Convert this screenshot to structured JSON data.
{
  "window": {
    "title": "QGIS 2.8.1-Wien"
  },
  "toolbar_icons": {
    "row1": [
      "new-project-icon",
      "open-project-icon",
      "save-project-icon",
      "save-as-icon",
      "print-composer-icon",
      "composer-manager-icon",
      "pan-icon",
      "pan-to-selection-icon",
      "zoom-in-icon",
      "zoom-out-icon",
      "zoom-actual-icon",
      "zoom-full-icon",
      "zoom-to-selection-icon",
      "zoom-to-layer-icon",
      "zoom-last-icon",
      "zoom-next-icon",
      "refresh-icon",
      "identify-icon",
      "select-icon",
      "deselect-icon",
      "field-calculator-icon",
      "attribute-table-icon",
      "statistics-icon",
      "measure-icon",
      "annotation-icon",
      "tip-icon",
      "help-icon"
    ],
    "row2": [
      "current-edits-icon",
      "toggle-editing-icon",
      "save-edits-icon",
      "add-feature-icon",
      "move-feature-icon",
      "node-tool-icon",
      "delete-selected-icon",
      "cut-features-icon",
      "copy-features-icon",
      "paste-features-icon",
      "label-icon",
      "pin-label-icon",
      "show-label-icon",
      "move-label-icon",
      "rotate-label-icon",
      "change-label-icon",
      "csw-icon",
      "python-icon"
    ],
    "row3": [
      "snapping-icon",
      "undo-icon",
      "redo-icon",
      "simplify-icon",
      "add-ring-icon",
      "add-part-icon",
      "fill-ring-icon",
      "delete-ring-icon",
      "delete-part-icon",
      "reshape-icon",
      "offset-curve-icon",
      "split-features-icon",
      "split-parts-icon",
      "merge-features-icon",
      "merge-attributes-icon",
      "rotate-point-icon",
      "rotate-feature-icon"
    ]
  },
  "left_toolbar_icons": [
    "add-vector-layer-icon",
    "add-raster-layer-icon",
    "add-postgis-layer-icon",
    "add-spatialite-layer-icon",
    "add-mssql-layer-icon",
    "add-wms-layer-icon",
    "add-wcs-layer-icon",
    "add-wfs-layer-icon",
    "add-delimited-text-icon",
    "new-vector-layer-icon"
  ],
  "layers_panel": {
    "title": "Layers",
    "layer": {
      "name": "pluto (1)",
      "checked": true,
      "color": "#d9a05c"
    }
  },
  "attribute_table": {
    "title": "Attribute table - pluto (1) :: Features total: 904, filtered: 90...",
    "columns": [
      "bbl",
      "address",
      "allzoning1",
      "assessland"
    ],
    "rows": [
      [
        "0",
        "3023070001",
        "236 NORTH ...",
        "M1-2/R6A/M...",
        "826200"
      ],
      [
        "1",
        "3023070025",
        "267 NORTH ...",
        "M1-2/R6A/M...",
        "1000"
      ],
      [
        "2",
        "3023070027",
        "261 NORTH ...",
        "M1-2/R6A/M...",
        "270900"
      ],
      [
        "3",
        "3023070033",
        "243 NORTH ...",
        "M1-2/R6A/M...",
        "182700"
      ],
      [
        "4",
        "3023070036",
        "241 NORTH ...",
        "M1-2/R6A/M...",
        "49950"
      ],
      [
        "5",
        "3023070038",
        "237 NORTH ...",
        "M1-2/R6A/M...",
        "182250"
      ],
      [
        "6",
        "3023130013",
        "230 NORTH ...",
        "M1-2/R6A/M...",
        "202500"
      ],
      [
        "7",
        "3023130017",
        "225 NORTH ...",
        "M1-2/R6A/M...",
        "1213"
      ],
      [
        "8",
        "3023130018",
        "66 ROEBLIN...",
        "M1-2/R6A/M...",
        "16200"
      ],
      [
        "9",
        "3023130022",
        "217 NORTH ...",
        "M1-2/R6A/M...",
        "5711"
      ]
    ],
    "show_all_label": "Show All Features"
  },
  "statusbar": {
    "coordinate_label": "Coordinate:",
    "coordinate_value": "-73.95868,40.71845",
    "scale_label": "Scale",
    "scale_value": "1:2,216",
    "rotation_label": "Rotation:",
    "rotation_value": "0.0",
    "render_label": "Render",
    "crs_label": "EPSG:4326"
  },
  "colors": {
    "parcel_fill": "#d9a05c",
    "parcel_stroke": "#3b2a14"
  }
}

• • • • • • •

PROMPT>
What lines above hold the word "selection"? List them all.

YOUR RESPONSE>
      "pan-to-selection-icon",
      "zoom-to-selection-icon",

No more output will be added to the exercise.